▶ [WHAT YOU NEED TO DO] Without the pictures, repeat all of the data exactly as it appears below.

··· RECORDS PROVIDED

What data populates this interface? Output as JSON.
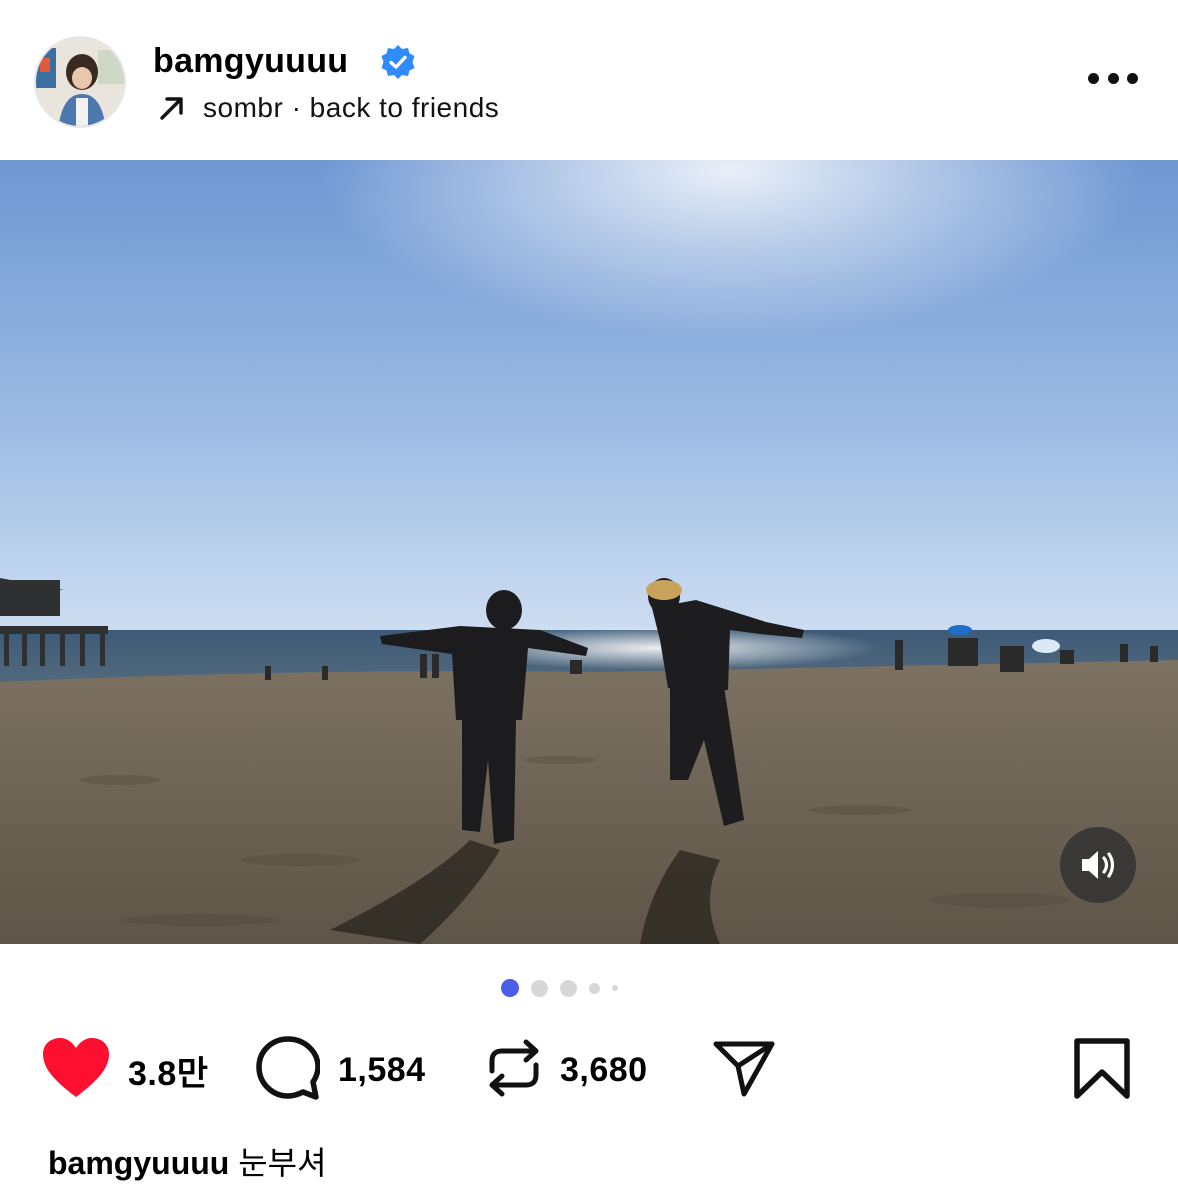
{
  "header": {
    "username": "bamgyuuuu",
    "verified": true,
    "music_icon": "arrow-up-right-icon",
    "music_text": "sombr · back to friends",
    "more_icon": "more-options-icon"
  },
  "media": {
    "description_icon": "beach-photo",
    "sound_icon": "speaker-icon",
    "carousel_total": 5,
    "carousel_active": 1
  },
  "actions": {
    "likes": "3.8만",
    "comments": "1,584",
    "reposts": "3,680",
    "liked": true,
    "like_color": "#ff0f2f"
  },
  "caption": {
    "username": "bamgyuuuu",
    "text": "눈부셔"
  },
  "colors": {
    "accent_dot": "#4a5ee8",
    "verified_blue": "#2f8cff"
  }
}
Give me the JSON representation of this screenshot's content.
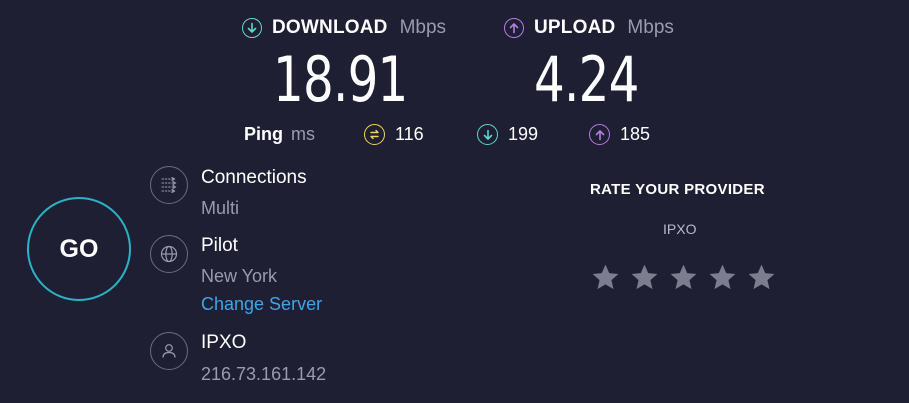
{
  "colors": {
    "background": "#1e1f33",
    "download_accent": "#5dd8d0",
    "upload_accent": "#b57ce6",
    "ping_accent": "#f2d45a",
    "go_ring": "#2ab3c6",
    "link": "#3ea6e8",
    "star": "#7c7d8f"
  },
  "download": {
    "icon": "download-arrow-icon",
    "label": "DOWNLOAD",
    "unit": "Mbps",
    "value": "18.91"
  },
  "upload": {
    "icon": "upload-arrow-icon",
    "label": "UPLOAD",
    "unit": "Mbps",
    "value": "4.24"
  },
  "ping": {
    "label": "Ping",
    "unit": "ms",
    "idle": {
      "icon": "ping-idle-icon",
      "value": "116"
    },
    "download": {
      "icon": "download-arrow-icon",
      "value": "199"
    },
    "upload": {
      "icon": "upload-arrow-icon",
      "value": "185"
    }
  },
  "go_button": {
    "label": "GO"
  },
  "connections": {
    "icon": "connections-icon",
    "title": "Connections",
    "value": "Multi"
  },
  "server": {
    "icon": "globe-icon",
    "title": "Pilot",
    "location": "New York",
    "change_label": "Change Server"
  },
  "provider": {
    "icon": "user-icon",
    "title": "IPXO",
    "ip": "216.73.161.142"
  },
  "rating": {
    "title": "RATE YOUR PROVIDER",
    "provider": "IPXO",
    "stars_total": 5,
    "stars_selected": 0
  }
}
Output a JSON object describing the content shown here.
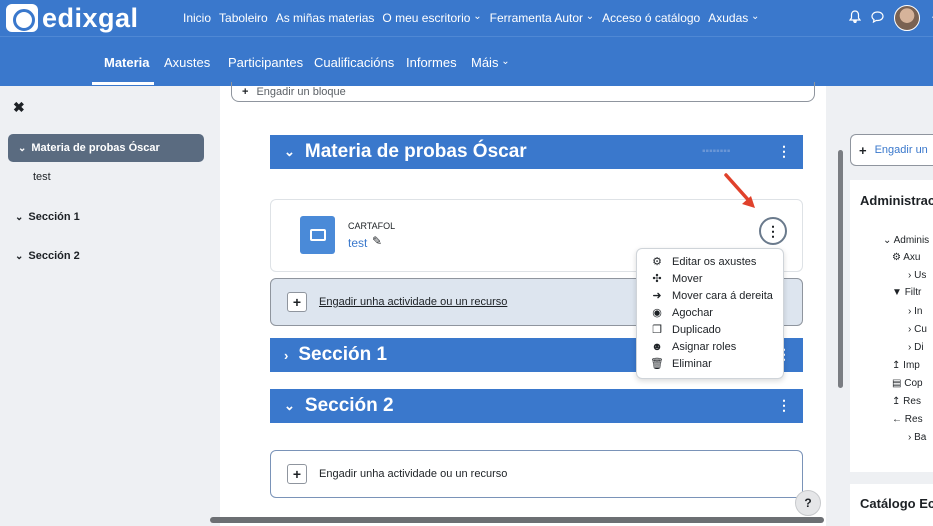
{
  "colors": {
    "brand": "#3a78cc",
    "accent_arrow": "#e0412b",
    "drawer_active": "#5a6b80"
  },
  "brand": {
    "logo_text": "edixgal"
  },
  "topnav": {
    "items": [
      {
        "label": "Inicio",
        "dropdown": false
      },
      {
        "label": "Taboleiro",
        "dropdown": false
      },
      {
        "label": "As miñas materias",
        "dropdown": false
      },
      {
        "label": "O meu escritorio",
        "dropdown": true
      },
      {
        "label": "Ferramenta Autor",
        "dropdown": true
      },
      {
        "label": "Acceso ó catálogo",
        "dropdown": false
      },
      {
        "label": "Axudas",
        "dropdown": true
      }
    ]
  },
  "subnav": {
    "tabs": [
      {
        "label": "Materia",
        "active": true
      },
      {
        "label": "Axustes"
      },
      {
        "label": "Participantes"
      },
      {
        "label": "Cualificacións"
      },
      {
        "label": "Informes"
      },
      {
        "label": "Máis",
        "dropdown": true
      }
    ]
  },
  "drawer": {
    "close_glyph": "✖",
    "items": [
      {
        "label": "Materia de probas Óscar",
        "active": true
      },
      {
        "label": "test",
        "sub": true
      },
      {
        "label": "Sección 1"
      },
      {
        "label": "Sección 2"
      }
    ]
  },
  "main": {
    "add_block_label": "Engadir un bloque",
    "sections": [
      {
        "title": "Materia de probas Óscar",
        "expanded": true
      },
      {
        "title": "Sección 1",
        "expanded": false
      },
      {
        "title": "Sección 2",
        "expanded": true
      }
    ],
    "activity": {
      "type": "CARTAFOL",
      "name": "test"
    },
    "add_activity_label": "Engadir unha actividade ou un recurso"
  },
  "menu": {
    "items": [
      {
        "label": "Editar os axustes",
        "icon": "gear-icon",
        "glyph": "⚙"
      },
      {
        "label": "Mover",
        "icon": "move-icon",
        "glyph": "✣"
      },
      {
        "label": "Mover cara á dereita",
        "icon": "arrow-right-icon",
        "glyph": "➜"
      },
      {
        "label": "Agochar",
        "icon": "eye-icon",
        "glyph": "◉"
      },
      {
        "label": "Duplicado",
        "icon": "copy-icon",
        "glyph": "❐"
      },
      {
        "label": "Asignar roles",
        "icon": "user-circle-icon",
        "glyph": "☻"
      },
      {
        "label": "Eliminar",
        "icon": "trash-icon",
        "glyph": "🗑"
      }
    ]
  },
  "right_panel": {
    "add_block_label": "Engadir un",
    "admin_title": "Administrac",
    "admin_lines": [
      "Adminis",
      "Axu",
      "Us",
      "Filtr",
      "In",
      "Cu",
      "Di",
      "Imp",
      "Cop",
      "Res",
      "Res",
      "Ba"
    ],
    "catalog_title": "Catálogo Ec"
  },
  "help_label": "?"
}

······

▶ [REPLY TO THE EXERCISE]
What data populates this interface? Output as JSON.
{
  "header": {
    "username": "bamgyuuuu",
    "verified": true,
    "music_icon": "arrow-up-right-icon",
    "music_text": "sombr · back to friends",
    "more_icon": "more-options-icon"
  },
  "media": {
    "description_icon": "beach-photo",
    "sound_icon": "speaker-icon",
    "carousel_total": 5,
    "carousel_active": 1
  },
  "actions": {
    "likes": "3.8만",
    "comments": "1,584",
    "reposts": "3,680",
    "liked": true,
    "like_color": "#ff0f2f"
  },
  "caption": {
    "username": "bamgyuuuu",
    "text": "눈부셔"
  },
  "colors": {
    "accent_dot": "#4a5ee8",
    "verified_blue": "#2f8cff"
  }
}
Give me the JSON representation of this screenshot's content.
{
  "colors": {
    "background": "#1e1f33",
    "download_accent": "#5dd8d0",
    "upload_accent": "#b57ce6",
    "ping_accent": "#f2d45a",
    "go_ring": "#2ab3c6",
    "link": "#3ea6e8",
    "star": "#7c7d8f"
  },
  "download": {
    "icon": "download-arrow-icon",
    "label": "DOWNLOAD",
    "unit": "Mbps",
    "value": "18.91"
  },
  "upload": {
    "icon": "upload-arrow-icon",
    "label": "UPLOAD",
    "unit": "Mbps",
    "value": "4.24"
  },
  "ping": {
    "label": "Ping",
    "unit": "ms",
    "idle": {
      "icon": "ping-idle-icon",
      "value": "116"
    },
    "download": {
      "icon": "download-arrow-icon",
      "value": "199"
    },
    "upload": {
      "icon": "upload-arrow-icon",
      "value": "185"
    }
  },
  "go_button": {
    "label": "GO"
  },
  "connections": {
    "icon": "connections-icon",
    "title": "Connections",
    "value": "Multi"
  },
  "server": {
    "icon": "globe-icon",
    "title": "Pilot",
    "location": "New York",
    "change_label": "Change Server"
  },
  "provider": {
    "icon": "user-icon",
    "title": "IPXO",
    "ip": "216.73.161.142"
  },
  "rating": {
    "title": "RATE YOUR PROVIDER",
    "provider": "IPXO",
    "stars_total": 5,
    "stars_selected": 0
  }
}
Output a JSON object describing the content shown here.
{
  "colors": {
    "brand": "#3a78cc",
    "accent_arrow": "#e0412b",
    "drawer_active": "#5a6b80"
  },
  "brand": {
    "logo_text": "edixgal"
  },
  "topnav": {
    "items": [
      {
        "label": "Inicio",
        "dropdown": false
      },
      {
        "label": "Taboleiro",
        "dropdown": false
      },
      {
        "label": "As miñas materias",
        "dropdown": false
      },
      {
        "label": "O meu escritorio",
        "dropdown": true
      },
      {
        "label": "Ferramenta Autor",
        "dropdown": true
      },
      {
        "label": "Acceso ó catálogo",
        "dropdown": false
      },
      {
        "label": "Axudas",
        "dropdown": true
      }
    ]
  },
  "subnav": {
    "tabs": [
      {
        "label": "Materia",
        "active": true
      },
      {
        "label": "Axustes"
      },
      {
        "label": "Participantes"
      },
      {
        "label": "Cualificacións"
      },
      {
        "label": "Informes"
      },
      {
        "label": "Máis",
        "dropdown": true
      }
    ]
  },
  "drawer": {
    "close_glyph": "✖",
    "items": [
      {
        "label": "Materia de probas Óscar",
        "active": true
      },
      {
        "label": "test",
        "sub": true
      },
      {
        "label": "Sección 1"
      },
      {
        "label": "Sección 2"
      }
    ]
  },
  "main": {
    "add_block_label": "Engadir un bloque",
    "sections": [
      {
        "title": "Materia de probas Óscar",
        "expanded": true
      },
      {
        "title": "Sección 1",
        "expanded": false
      },
      {
        "title": "Sección 2",
        "expanded": true
      }
    ],
    "activity": {
      "type": "CARTAFOL",
      "name": "test"
    },
    "add_activity_label": "Engadir unha actividade ou un recurso"
  },
  "menu": {
    "items": [
      {
        "label": "Editar os axustes",
        "icon": "gear-icon",
        "glyph": "⚙"
      },
      {
        "label": "Mover",
        "icon": "move-icon",
        "glyph": "✣"
      },
      {
        "label": "Mover cara á dereita",
        "icon": "arrow-right-icon",
        "glyph": "➜"
      },
      {
        "label": "Agochar",
        "icon": "eye-icon",
        "glyph": "◉"
      },
      {
        "label": "Duplicado",
        "icon": "copy-icon",
        "glyph": "❐"
      },
      {
        "label": "Asignar roles",
        "icon": "user-circle-icon",
        "glyph": "☻"
      },
      {
        "label": "Eliminar",
        "icon": "trash-icon",
        "glyph": "🗑"
      }
    ]
  },
  "right_panel": {
    "add_block_label": "Engadir un",
    "admin_title": "Administrac",
    "admin_lines": [
      "Adminis",
      "Axu",
      "Us",
      "Filtr",
      "In",
      "Cu",
      "Di",
      "Imp",
      "Cop",
      "Res",
      "Res",
      "Ba"
    ],
    "catalog_title": "Catálogo Ec"
  },
  "help_label": "?"
}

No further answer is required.